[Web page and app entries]
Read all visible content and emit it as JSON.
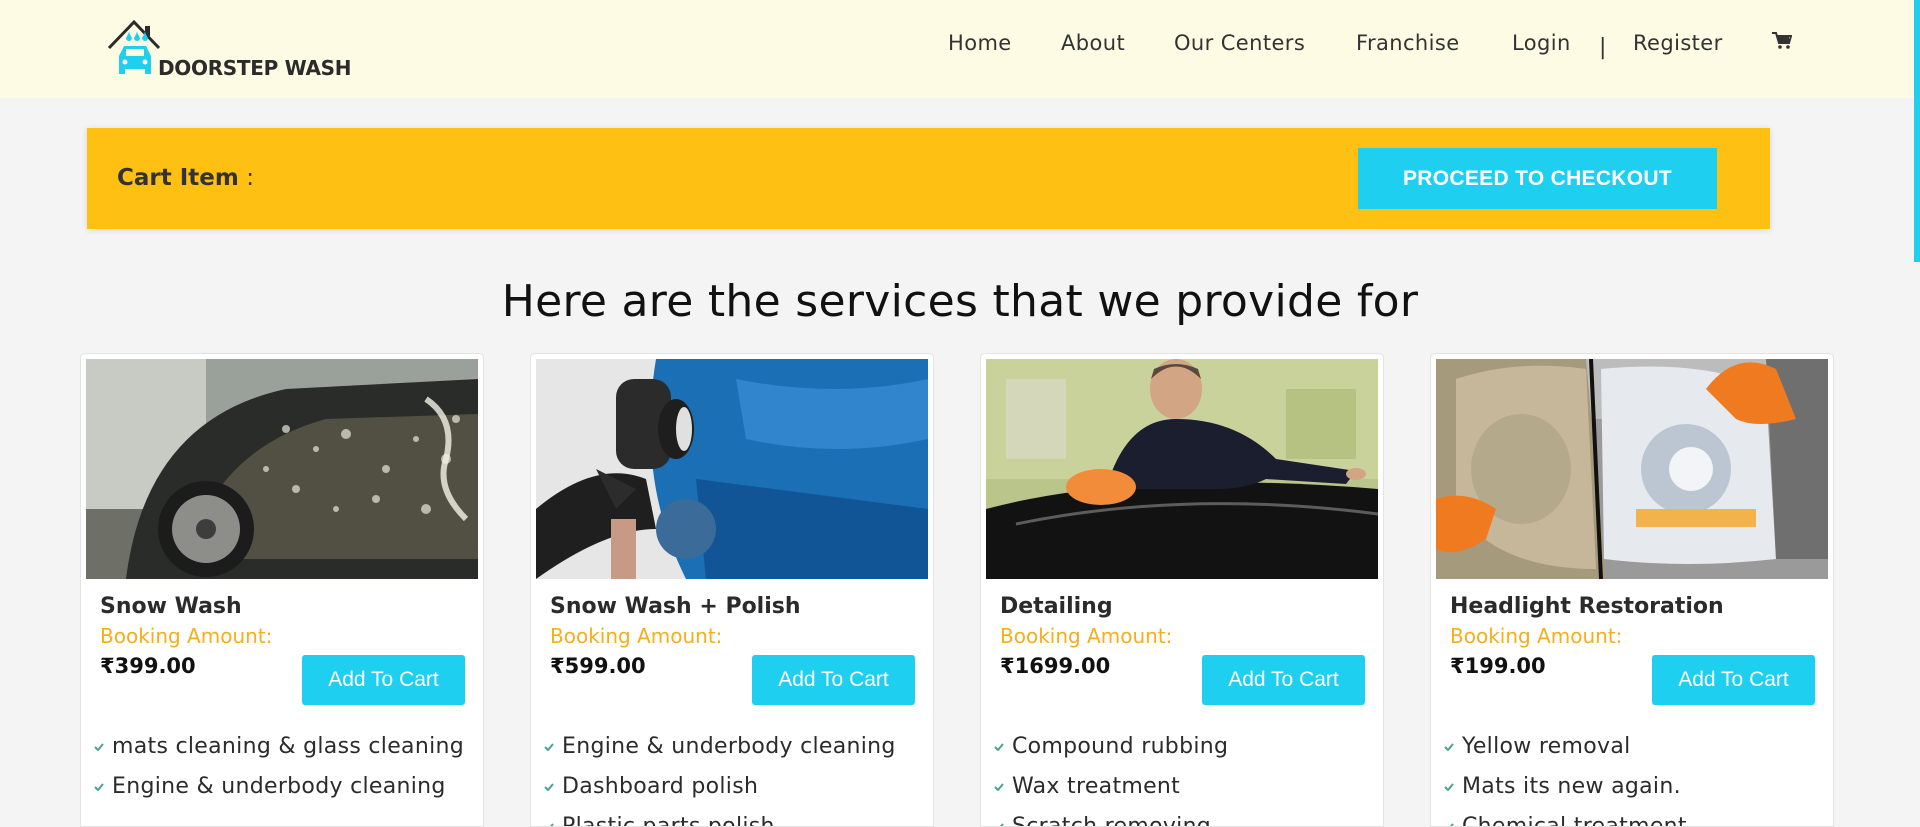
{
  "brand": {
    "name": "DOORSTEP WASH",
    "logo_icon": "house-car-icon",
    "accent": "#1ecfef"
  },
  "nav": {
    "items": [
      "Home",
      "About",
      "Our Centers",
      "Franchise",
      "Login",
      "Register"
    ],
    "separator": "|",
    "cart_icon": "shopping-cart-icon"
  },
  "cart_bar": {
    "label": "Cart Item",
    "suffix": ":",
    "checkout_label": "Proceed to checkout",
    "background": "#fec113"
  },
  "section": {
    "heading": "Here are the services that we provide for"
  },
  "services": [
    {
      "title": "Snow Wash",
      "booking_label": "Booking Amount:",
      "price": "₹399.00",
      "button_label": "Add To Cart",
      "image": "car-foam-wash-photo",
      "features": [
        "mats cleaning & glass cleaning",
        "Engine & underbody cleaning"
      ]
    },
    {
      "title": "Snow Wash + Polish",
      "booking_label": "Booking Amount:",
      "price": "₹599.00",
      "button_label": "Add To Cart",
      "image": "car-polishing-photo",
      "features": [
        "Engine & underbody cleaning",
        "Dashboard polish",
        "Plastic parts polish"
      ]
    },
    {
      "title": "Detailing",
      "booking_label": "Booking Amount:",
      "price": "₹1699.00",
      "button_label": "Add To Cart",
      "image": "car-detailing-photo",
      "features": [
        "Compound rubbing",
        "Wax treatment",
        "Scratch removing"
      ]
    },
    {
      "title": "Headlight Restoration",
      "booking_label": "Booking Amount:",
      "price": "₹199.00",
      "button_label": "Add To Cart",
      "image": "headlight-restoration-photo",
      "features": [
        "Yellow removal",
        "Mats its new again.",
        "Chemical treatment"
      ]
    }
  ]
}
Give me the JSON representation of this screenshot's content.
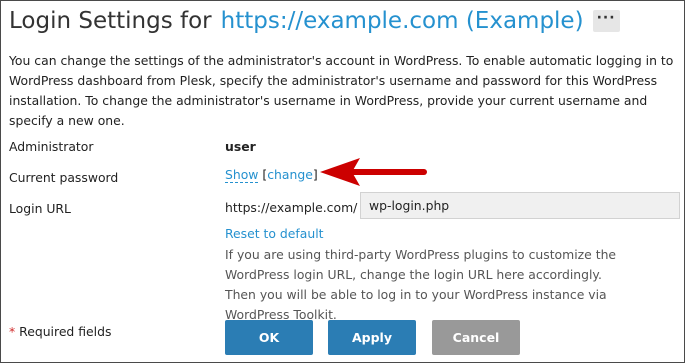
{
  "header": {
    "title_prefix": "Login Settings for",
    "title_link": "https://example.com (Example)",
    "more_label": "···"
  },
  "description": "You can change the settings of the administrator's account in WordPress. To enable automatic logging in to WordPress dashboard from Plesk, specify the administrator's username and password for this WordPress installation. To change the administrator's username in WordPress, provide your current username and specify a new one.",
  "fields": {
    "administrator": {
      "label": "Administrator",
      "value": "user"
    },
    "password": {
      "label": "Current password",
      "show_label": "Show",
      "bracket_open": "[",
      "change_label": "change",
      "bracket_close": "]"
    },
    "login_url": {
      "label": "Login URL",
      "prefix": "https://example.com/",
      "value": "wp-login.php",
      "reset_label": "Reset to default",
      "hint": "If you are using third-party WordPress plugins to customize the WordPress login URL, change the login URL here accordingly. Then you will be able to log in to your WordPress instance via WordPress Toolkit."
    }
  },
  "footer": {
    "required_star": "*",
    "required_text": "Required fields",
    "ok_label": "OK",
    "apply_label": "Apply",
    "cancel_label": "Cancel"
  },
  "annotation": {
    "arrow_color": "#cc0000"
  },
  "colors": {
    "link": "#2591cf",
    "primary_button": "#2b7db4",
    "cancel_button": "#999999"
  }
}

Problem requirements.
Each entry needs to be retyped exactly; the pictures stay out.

Answer section.
Read all visible content and emit it as JSON.
{
  "brand": {
    "name": "DOORSTEP WASH",
    "logo_icon": "house-car-icon",
    "accent": "#1ecfef"
  },
  "nav": {
    "items": [
      "Home",
      "About",
      "Our Centers",
      "Franchise",
      "Login",
      "Register"
    ],
    "separator": "|",
    "cart_icon": "shopping-cart-icon"
  },
  "cart_bar": {
    "label": "Cart Item",
    "suffix": ":",
    "checkout_label": "Proceed to checkout",
    "background": "#fec113"
  },
  "section": {
    "heading": "Here are the services that we provide for"
  },
  "services": [
    {
      "title": "Snow Wash",
      "booking_label": "Booking Amount:",
      "price": "₹399.00",
      "button_label": "Add To Cart",
      "image": "car-foam-wash-photo",
      "features": [
        "mats cleaning & glass cleaning",
        "Engine & underbody cleaning"
      ]
    },
    {
      "title": "Snow Wash + Polish",
      "booking_label": "Booking Amount:",
      "price": "₹599.00",
      "button_label": "Add To Cart",
      "image": "car-polishing-photo",
      "features": [
        "Engine & underbody cleaning",
        "Dashboard polish",
        "Plastic parts polish"
      ]
    },
    {
      "title": "Detailing",
      "booking_label": "Booking Amount:",
      "price": "₹1699.00",
      "button_label": "Add To Cart",
      "image": "car-detailing-photo",
      "features": [
        "Compound rubbing",
        "Wax treatment",
        "Scratch removing"
      ]
    },
    {
      "title": "Headlight Restoration",
      "booking_label": "Booking Amount:",
      "price": "₹199.00",
      "button_label": "Add To Cart",
      "image": "headlight-restoration-photo",
      "features": [
        "Yellow removal",
        "Mats its new again.",
        "Chemical treatment"
      ]
    }
  ]
}
Give me the JSON representation of this screenshot's content.
{
  "header": {
    "title_prefix": "Login Settings for",
    "title_link": "https://example.com (Example)",
    "more_label": "···"
  },
  "description": "You can change the settings of the administrator's account in WordPress. To enable automatic logging in to WordPress dashboard from Plesk, specify the administrator's username and password for this WordPress installation. To change the administrator's username in WordPress, provide your current username and specify a new one.",
  "fields": {
    "administrator": {
      "label": "Administrator",
      "value": "user"
    },
    "password": {
      "label": "Current password",
      "show_label": "Show",
      "bracket_open": "[",
      "change_label": "change",
      "bracket_close": "]"
    },
    "login_url": {
      "label": "Login URL",
      "prefix": "https://example.com/",
      "value": "wp-login.php",
      "reset_label": "Reset to default",
      "hint": "If you are using third-party WordPress plugins to customize the WordPress login URL, change the login URL here accordingly. Then you will be able to log in to your WordPress instance via WordPress Toolkit."
    }
  },
  "footer": {
    "required_star": "*",
    "required_text": "Required fields",
    "ok_label": "OK",
    "apply_label": "Apply",
    "cancel_label": "Cancel"
  },
  "annotation": {
    "arrow_color": "#cc0000"
  },
  "colors": {
    "link": "#2591cf",
    "primary_button": "#2b7db4",
    "cancel_button": "#999999"
  }
}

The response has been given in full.